By Gary Mitchell
After juggling figures for several days and trying to trim jobs in the school district, Clovis school administrators presented what they described as a “lean, mean” budget of $58 million to school board members Tuesday.
Board members agreed, approving the budget unanimously.
The budget had to be cut back as a result of this year’s unfunded state mandate for an across-the-board raise for teachers. The state Legislature required school districts to pay for the salary hikes by pulling money from their cash balances and cutting operational expenses.
“We met with the state Department of Education last Friday and worked on our budget,” said Clovis school superintendent Neil Nuttall. “The Legislature has dug themselves a $45 million hole. We can’t keep moving money from one side of our budget to the other.
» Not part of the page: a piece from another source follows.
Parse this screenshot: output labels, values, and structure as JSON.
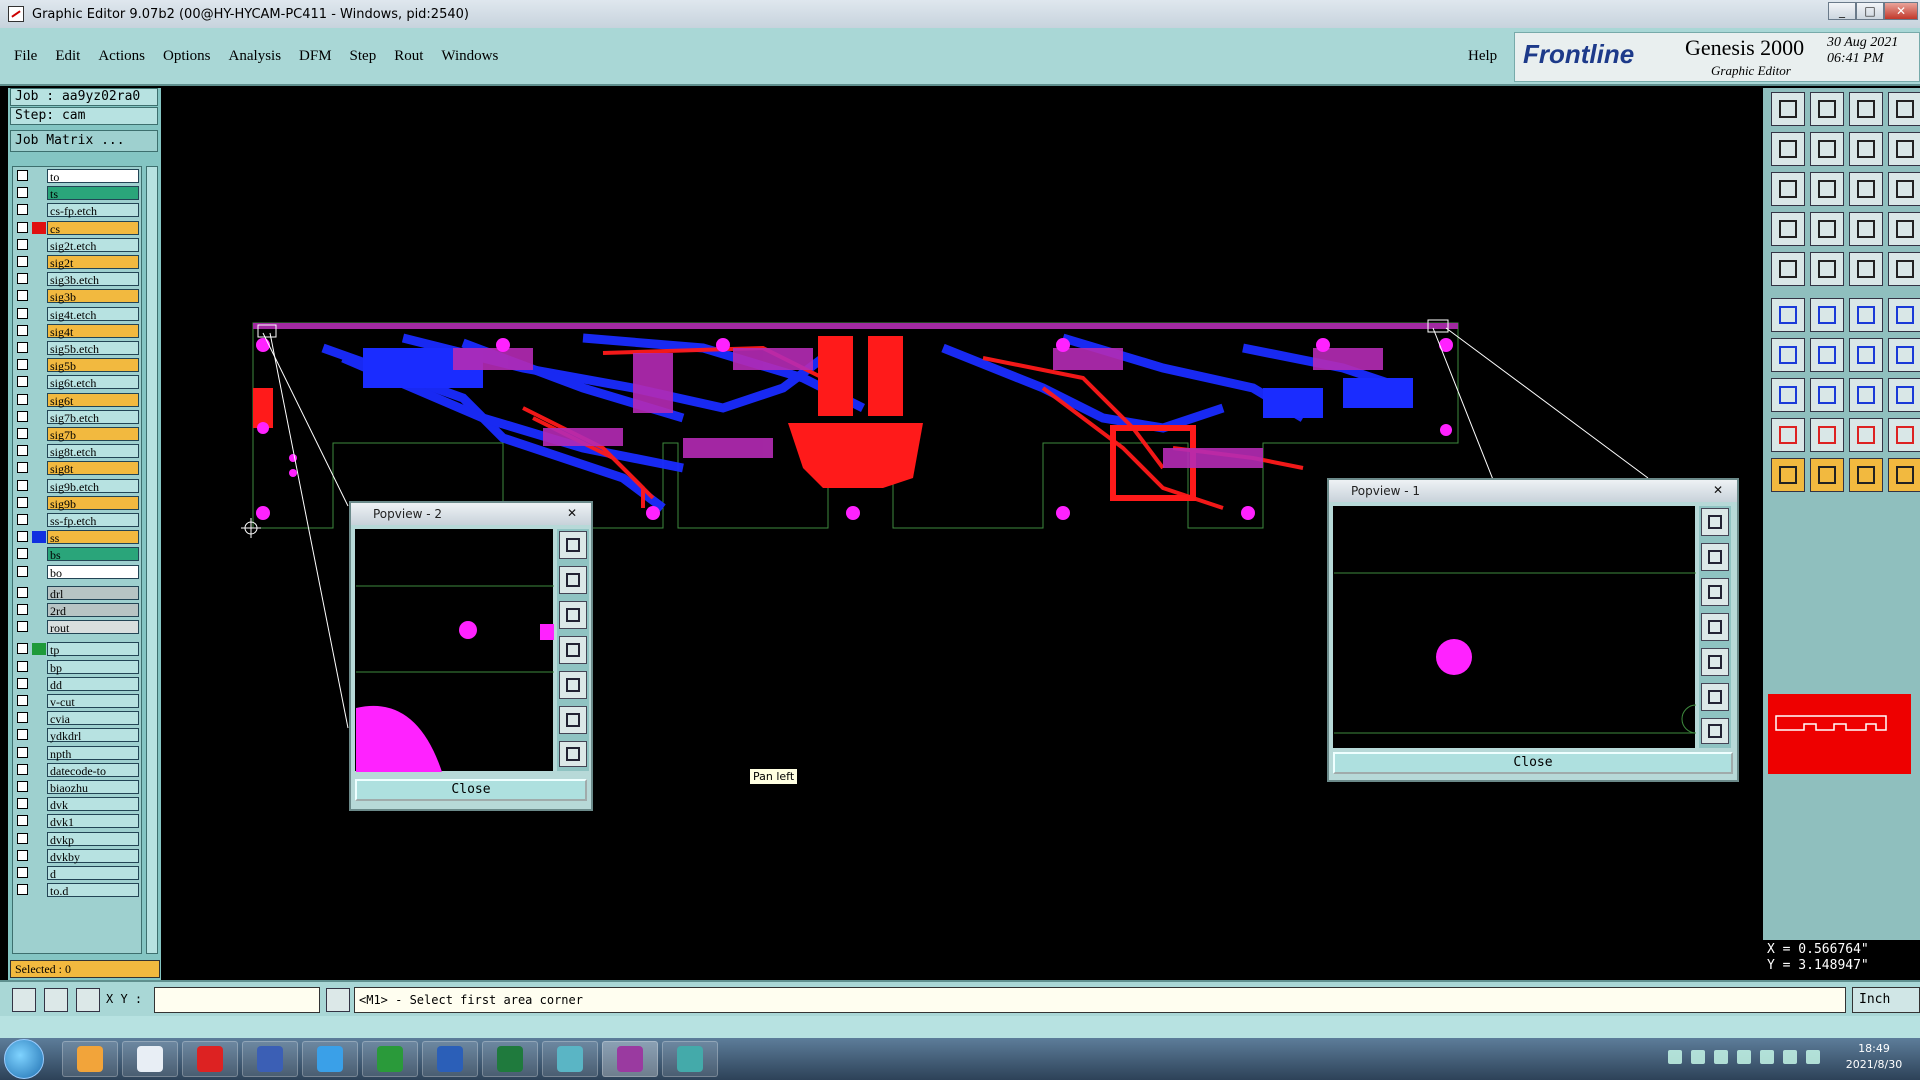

If the Legislature doesn’t fill that hole, we’ll have to make some serious adjustments next year.”
To meet the budget and state mandates, the school district either absorbed or eliminated 22 positions, Nuttall said.
“It keeps us from laying off people or reducing programs,” he said. “I feel good about the budget. Our staff has put out extraordinary efforts to make the budget work, and we put some safeguards in it for next year.
“The most exciting thing to me is that we’ll be able to increase our salaries for our staff,” he said. “They deserve those increases, and we’re glad to be able to do it.”
Debbie Zurzolo, director of finance for Clovis schools, said the new budget will accomplish state Legislature goals.
“We’ve been able to meet the requirements of the state Legislature, and we’re able to provide salary increases of 6 percent for teachers and 3 percent for other staff,” she said. “We were able to transfer 1 percent of our operating budget ($411,000) to the direct instruction category.”
Zurzolo said the district was able to absorb to the 20 percent increase in medical insurance for staff and the 18 percent increase in general liability insurance as well.
“I thought they did an excellent job on the budget,” said Mark Lansford, a board member who also is a certified public accountant. “I quizzed them this morning on several things, and they answered all my questions very satisfactorily. They’ve worked very hard on this budget, and they deserve a lot of accolades.”
Since the school district’s budget was initially drafted in April on estimated figures to get it to the state on time, Zurzolo presented approximately 40 budget adjustment requests to balance the budget according to state mandates. The state requires the school district to have its budget back to state officials by Friday.